If the national elections were held today, two incumbent mayors will become president and vice president — Sara Duterte-Carpio of Davao City and Isko Moreno of Manila. It's an affirmation of the political path that has been tested here and abroad: from city hall to the presidential palace.
Duterte-Carpio's father, President Rodrigo Duterte, blazed the trail and up to now, he is still addressed as "mayor" or "president-mayor." In neighboring Indonesia, there's President Joko Widodo and in Europe, British Prime Minister and Brexit champion Boris Johnson.
Why are mayors becoming presidents? It's because the electorate sees in them both a local and a national leader, said Dennis Coronacion, head of the University of Santo Tomas Political Science Department.
"Yung mayor-president kasi, it’s a marriage between two levels of government that are usually seen as detached from each other. When you have that title, even though you’re already the highest government official as president, it says you’re close to the masses or the people," Coronacion told reportr.
"Somehow tinatry niya i-bridge yung gap by using the term. It’s very appealing to some kaya meron yang political value," he said.
MORE 2022 EXPLAINERS:
Mayors make national issues relatable
All politics is local and voters identify with national politicians who can bring down national issues to the local level, Coronacion said.
"National candidates would usually campaign issues that people seem detached to, like the economy. They would usually speak of eradicating poverty, which is important, but the way poverty is usually presented to the people isn’t very relatable," he said.
When he ran in 2016, Duterte picked a relatable issue, drug addiction, to tackle the larger peace and order problem, he said. The drug war would become the centerpiece of his administration.
"People tend to believe you if the problem you’re talking about and the solution that goes with it directly affect them. Kapag hindi directly naapektuhan sila, 'di nila ma-appreciate. And so when Duterte ran that campaign, he made it seem as if he was resolving the gap between the national and local government," said Coronacion.
Past mayors were not as successful
Former President Joseph Estrada, a former senator and San Juan mayor, was ousted on corruption charges in 2001, serving barely half of his term. He staged a political comeback as Manila Mayor in 2013, but lost to his former vice mayor, Isko Moreno in 2019.

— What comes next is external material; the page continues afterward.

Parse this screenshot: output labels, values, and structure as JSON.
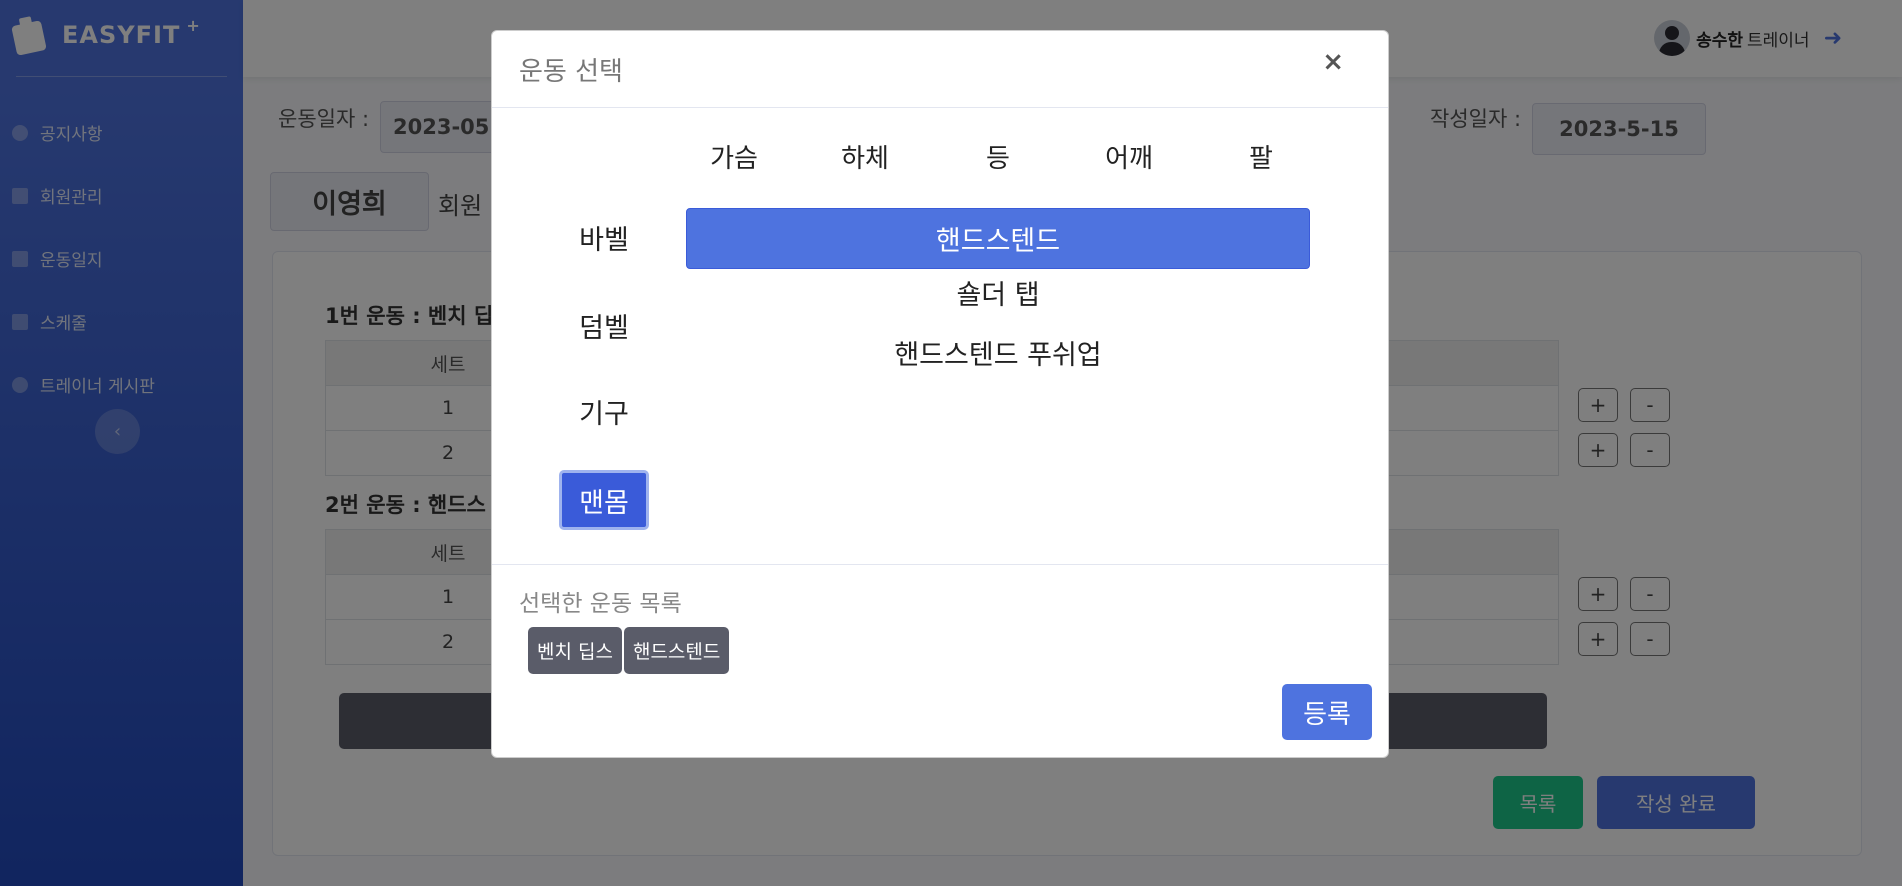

In 1998, former Manila Mayor Alfredo Lim tried to parlay his "Dirty Harry" campaign against crime to the presidency, but lost to Estrada. He even secured an endorsement from former President Cory Aquino.
While appealing to the electorate with their local take on national issues, Coronacion said local executives-turned-national leaders must learn how to look at the big picture.
"The challenge is how to strike the balance between the local and national. Problema ng national leader, sobrang lawak ng tinitignan nilang needs," he said.
Up next: another mayor president?
Both Duterte-Carpio and Moreno both played down their strong survey showings and said they would rather focus on leading their respective cities.
Many other millennial and Gen Z mayors have also grown so popular that they are tipped for higher office. Take Pasig City's Mayor Vico Sotto. In the U.S., there's ex-Southbend Mayor Pete Buttigieg, who lost the Democratic nomination to President-elect Joe Biden.
"It remains to be seen. Historically, in the Philippines, there is no formula to win an election," said Coronacion.
Until the deadline of filing for candidacy for the 2016 vote, President Duterte kept his supporters guessing, not saying yes immediately, even if Duterte-Carpio at that time shaved her head in a show of support.
Staying focused on the work at hand could work to the advantage of Duterte-Carpio and Moreno. Being upfront too early could turn a presidential aspirant into a target.
Vice President Jejomar Binay, who rose to the second highest post in the land on account of his decades-long leadership of Makati City, parried numerous corruption allegations until the 2016 vote, where he placed fourth.
"It’s a template statement. If you make yourself seem na hindi ka greedy sa kapangyarihan, people will like you so it helps to keep on denying. But every politician has the intention of becoming the country’s president, very few nalang yung ayaw. Let’s just assume na all of them want to run if they were given the chance to," he said.
"But what we're sure of here is that Duterte was able to pave a way on how to catapult yourself to national power straight from the local government. It may or may have not been ideal, but he was able to show that it can be done," said Coronacion.